PROMPT: Look through the material below and report every line that includes "メモリー".

DATASET CONTENT:

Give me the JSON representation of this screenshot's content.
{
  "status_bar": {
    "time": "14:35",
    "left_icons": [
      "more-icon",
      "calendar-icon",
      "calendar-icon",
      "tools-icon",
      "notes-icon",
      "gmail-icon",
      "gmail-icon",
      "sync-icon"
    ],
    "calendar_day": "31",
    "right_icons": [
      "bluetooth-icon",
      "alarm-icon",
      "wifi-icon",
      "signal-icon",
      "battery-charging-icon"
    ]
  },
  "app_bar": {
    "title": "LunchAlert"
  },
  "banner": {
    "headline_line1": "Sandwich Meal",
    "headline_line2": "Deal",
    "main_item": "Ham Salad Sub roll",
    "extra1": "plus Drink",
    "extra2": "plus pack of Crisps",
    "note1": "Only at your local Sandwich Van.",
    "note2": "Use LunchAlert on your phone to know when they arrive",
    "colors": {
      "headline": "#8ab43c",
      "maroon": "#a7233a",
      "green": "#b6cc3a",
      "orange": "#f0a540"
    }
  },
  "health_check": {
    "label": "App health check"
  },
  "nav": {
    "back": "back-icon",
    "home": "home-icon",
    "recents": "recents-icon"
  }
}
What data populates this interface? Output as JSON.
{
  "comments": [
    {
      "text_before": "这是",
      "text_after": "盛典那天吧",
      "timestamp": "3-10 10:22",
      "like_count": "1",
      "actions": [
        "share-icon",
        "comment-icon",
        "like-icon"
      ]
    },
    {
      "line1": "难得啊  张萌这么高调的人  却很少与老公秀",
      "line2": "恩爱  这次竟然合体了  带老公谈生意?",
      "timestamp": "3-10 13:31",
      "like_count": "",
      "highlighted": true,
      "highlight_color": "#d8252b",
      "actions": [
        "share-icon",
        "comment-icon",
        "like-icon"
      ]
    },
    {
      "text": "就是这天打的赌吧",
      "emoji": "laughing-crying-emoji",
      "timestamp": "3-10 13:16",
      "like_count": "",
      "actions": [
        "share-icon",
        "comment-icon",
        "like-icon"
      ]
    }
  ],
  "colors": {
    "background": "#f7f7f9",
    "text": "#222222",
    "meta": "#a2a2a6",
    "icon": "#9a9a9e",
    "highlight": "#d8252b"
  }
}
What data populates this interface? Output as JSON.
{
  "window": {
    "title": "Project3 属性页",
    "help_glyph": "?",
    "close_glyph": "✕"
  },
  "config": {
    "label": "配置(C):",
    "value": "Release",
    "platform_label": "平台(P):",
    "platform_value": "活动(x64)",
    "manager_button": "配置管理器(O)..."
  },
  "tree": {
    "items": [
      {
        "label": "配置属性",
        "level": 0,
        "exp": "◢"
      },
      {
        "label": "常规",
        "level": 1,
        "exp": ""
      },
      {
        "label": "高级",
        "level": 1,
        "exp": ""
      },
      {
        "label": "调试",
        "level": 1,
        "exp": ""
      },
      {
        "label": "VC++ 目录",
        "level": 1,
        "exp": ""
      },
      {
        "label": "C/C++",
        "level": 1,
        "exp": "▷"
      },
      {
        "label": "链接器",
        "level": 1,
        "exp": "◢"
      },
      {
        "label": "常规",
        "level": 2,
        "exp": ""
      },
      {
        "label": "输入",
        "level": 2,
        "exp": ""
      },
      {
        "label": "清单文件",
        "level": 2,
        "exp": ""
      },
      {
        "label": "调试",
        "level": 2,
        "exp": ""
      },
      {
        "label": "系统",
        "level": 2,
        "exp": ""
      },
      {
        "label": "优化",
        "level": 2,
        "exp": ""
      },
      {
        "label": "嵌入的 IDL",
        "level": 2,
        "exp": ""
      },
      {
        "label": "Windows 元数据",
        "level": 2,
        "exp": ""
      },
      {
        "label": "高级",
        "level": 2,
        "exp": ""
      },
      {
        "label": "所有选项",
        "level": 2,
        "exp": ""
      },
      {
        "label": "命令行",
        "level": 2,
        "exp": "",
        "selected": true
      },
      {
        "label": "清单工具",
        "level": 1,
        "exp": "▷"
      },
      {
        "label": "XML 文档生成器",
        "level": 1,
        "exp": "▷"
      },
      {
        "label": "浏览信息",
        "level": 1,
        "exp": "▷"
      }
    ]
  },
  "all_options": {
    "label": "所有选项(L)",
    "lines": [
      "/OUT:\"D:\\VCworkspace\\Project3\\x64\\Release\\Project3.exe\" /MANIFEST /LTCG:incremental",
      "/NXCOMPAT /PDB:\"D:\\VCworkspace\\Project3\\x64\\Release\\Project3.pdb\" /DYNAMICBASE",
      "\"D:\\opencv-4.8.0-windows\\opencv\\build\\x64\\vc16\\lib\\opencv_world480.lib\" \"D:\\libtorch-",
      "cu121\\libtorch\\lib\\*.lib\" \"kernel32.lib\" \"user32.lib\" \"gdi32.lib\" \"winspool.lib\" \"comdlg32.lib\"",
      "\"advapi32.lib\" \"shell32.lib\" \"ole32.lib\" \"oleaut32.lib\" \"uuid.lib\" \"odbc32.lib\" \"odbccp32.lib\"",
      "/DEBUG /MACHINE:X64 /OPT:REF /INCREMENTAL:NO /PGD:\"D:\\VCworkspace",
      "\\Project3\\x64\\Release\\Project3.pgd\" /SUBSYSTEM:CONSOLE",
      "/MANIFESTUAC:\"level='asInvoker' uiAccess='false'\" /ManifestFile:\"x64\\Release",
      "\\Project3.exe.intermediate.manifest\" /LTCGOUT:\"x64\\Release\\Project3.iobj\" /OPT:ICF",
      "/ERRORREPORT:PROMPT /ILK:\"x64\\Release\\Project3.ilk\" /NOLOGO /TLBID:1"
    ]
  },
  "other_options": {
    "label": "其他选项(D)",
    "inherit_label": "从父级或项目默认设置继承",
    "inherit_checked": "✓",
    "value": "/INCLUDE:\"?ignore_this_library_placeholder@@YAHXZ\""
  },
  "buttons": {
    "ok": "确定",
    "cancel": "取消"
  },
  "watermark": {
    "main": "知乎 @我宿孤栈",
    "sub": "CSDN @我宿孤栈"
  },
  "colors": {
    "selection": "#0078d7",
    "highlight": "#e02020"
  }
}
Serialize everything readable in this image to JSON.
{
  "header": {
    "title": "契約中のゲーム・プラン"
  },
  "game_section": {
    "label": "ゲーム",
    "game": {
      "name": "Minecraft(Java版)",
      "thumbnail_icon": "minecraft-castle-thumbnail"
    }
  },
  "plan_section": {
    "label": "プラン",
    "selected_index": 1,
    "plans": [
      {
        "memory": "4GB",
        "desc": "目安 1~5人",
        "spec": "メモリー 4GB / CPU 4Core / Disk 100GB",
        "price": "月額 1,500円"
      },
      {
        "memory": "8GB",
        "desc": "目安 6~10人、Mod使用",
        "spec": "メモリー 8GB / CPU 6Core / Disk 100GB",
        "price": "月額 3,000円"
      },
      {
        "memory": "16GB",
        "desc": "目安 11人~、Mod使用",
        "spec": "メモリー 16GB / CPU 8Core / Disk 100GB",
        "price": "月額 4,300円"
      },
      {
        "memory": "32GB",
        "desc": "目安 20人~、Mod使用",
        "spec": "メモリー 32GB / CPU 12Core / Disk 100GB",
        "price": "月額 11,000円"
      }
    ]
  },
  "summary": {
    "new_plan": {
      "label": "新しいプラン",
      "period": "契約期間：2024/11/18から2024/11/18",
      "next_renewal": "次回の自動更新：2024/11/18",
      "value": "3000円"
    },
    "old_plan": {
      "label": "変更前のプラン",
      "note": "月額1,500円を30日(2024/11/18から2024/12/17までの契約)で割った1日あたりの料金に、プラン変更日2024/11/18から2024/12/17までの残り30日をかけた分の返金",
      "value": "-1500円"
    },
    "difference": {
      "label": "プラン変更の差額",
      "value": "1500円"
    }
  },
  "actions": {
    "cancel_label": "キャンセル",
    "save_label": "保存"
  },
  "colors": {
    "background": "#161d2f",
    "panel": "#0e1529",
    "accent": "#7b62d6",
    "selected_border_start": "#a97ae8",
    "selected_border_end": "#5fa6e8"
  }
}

EXERCISE RESPONSE:
        "spec": "メモリー 4GB / CPU 4Core / Disk 100GB",
        "spec": "メモリー 8GB / CPU 6Core / Disk 100GB",
        "spec": "メモリー 16GB / CPU 8Core / Disk 100GB",
        "spec": "メモリー 32GB / CPU 12Core / Disk 100GB",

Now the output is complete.